Legacy systems and the cloud. The two do sound incongruous. When we think of legacy systems, we often recall those old cartoons where a computer took up the better part of a wall and was attended by harried-looking attendants in white lab coats. Of course, it has been a while since legacy systems have been quite so physically massive. They’re often still massive enough, though, to consume a lot of hardware. Maybe that’s why it’s still hard to imagine legacy systems taking up residence in the cloud, though that’s more and more frequently exactly what they’re doing.
And they’re often doing quite well in their cloud abodes, which sometimes represent a significant savings on their old legacy hardware. In fact, moving these old applications can drastically cut the data center budget.
Should a legacy system move to the cloud?

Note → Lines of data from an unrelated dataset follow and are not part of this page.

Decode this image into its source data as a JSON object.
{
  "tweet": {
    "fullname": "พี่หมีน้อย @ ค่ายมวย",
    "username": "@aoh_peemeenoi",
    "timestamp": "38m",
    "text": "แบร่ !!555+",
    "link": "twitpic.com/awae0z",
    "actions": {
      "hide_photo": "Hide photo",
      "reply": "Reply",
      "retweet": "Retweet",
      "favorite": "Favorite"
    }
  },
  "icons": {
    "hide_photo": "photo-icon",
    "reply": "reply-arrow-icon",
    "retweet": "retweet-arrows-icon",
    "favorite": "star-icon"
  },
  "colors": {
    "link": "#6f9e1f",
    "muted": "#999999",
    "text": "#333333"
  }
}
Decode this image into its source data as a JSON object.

Just how practical a move is, however, is going to depend on the existing configuration. Moving a legacy system isn’t usually easy. One solution is simply moving the application more or less as is. With any luck, this provides some immediate cost savings. There’s a bonus for legacy applications that are actually growing; the cloud provides an extensible environment that should give them as much room as they need, no matter how large they grow. If your data center is running out of space, the cloud is a possible solution. Some other very compelling reasons to make a move? When hardware is simply no longer doing the job or when hardware and software are no longer supported, there may be little choice but to find the system a new home. There’s something to be said, too, for moving an application that can be moved without modifications or rewrites even if it seems happy in its current home. The cost discrepancy between legacy applications and applications hosted in the cloud is likely to grow, making old hardware a more expensive choice every year.
Though the cloud isn’t (quite) perfect

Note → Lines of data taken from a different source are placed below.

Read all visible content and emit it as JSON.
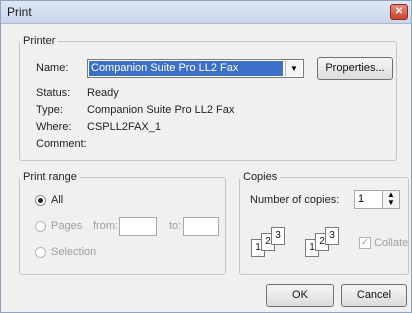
{
  "window": {
    "title": "Print",
    "close_label": "✕"
  },
  "printer": {
    "group_label": "Printer",
    "name_label": "Name:",
    "name_value": "Companion Suite Pro LL2 Fax",
    "properties_button": "Properties...",
    "status_label": "Status:",
    "status_value": "Ready",
    "type_label": "Type:",
    "type_value": "Companion Suite Pro LL2 Fax",
    "where_label": "Where:",
    "where_value": "CSPLL2FAX_1",
    "comment_label": "Comment:"
  },
  "print_range": {
    "group_label": "Print range",
    "all_label": "All",
    "pages_label": "Pages",
    "from_label": "from:",
    "to_label": "to:",
    "selection_label": "Selection",
    "selected": "All"
  },
  "copies": {
    "group_label": "Copies",
    "number_label": "Number of copies:",
    "number_value": "1",
    "collate_label": "Collate",
    "collate_checked": true,
    "pages": [
      "1",
      "2",
      "3"
    ]
  },
  "buttons": {
    "ok": "OK",
    "cancel": "Cancel"
  },
  "icons": [
    "close-icon",
    "dropdown-arrow-icon",
    "spinner-icon",
    "collate-pages-icon"
  ]
}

Not everything is rosy in cloudland, though. Availability is a major consideration for companies looking at the possibility of a cloud home for their applications. A 2012 glitch in Amazon’s AWS -- on Christmas Eve, yet -- meant Netflix customers were without the service for hours. Businesses that have no tolerance for downtime need to look at cloud-to-cloud continuity services or other safeguards, though even these don’t provide 100 percent security. Cloud computing is dependent on the Internet, and there is always a possibility of outages.
There are dangers in the relative lack of control in cloud computing, too. What happens if a cloud vendor goes out of business? Or provides substandard service? Once a company is committed to a cloud vendor, it’s not at all easy to take its business elsewhere if things aren’t working out.
But there’s probably a cloud in everyone’s future
There may be a certain inevitability about the cloud, however. Old hardware eventually wears out, though it may take a long time. Fortunately, as hardware ages, the tools for migrating or transforming legacy applications get more sophisticated. The many happy legacy systems residing in the cloud will no doubt be joined by many more. There will probably be COBOL and SNOBOL programs humming away someplace a hundred years from now, as productive in the cloud as they were when they were written.
Brandon Jones is a marketing manager for Rocket Software, and the owner a MMT Advertising. Brandon is an active blogger and writes on various enterprise software and online marketing topics including terminal emulation, application modernization, and mobile marketing.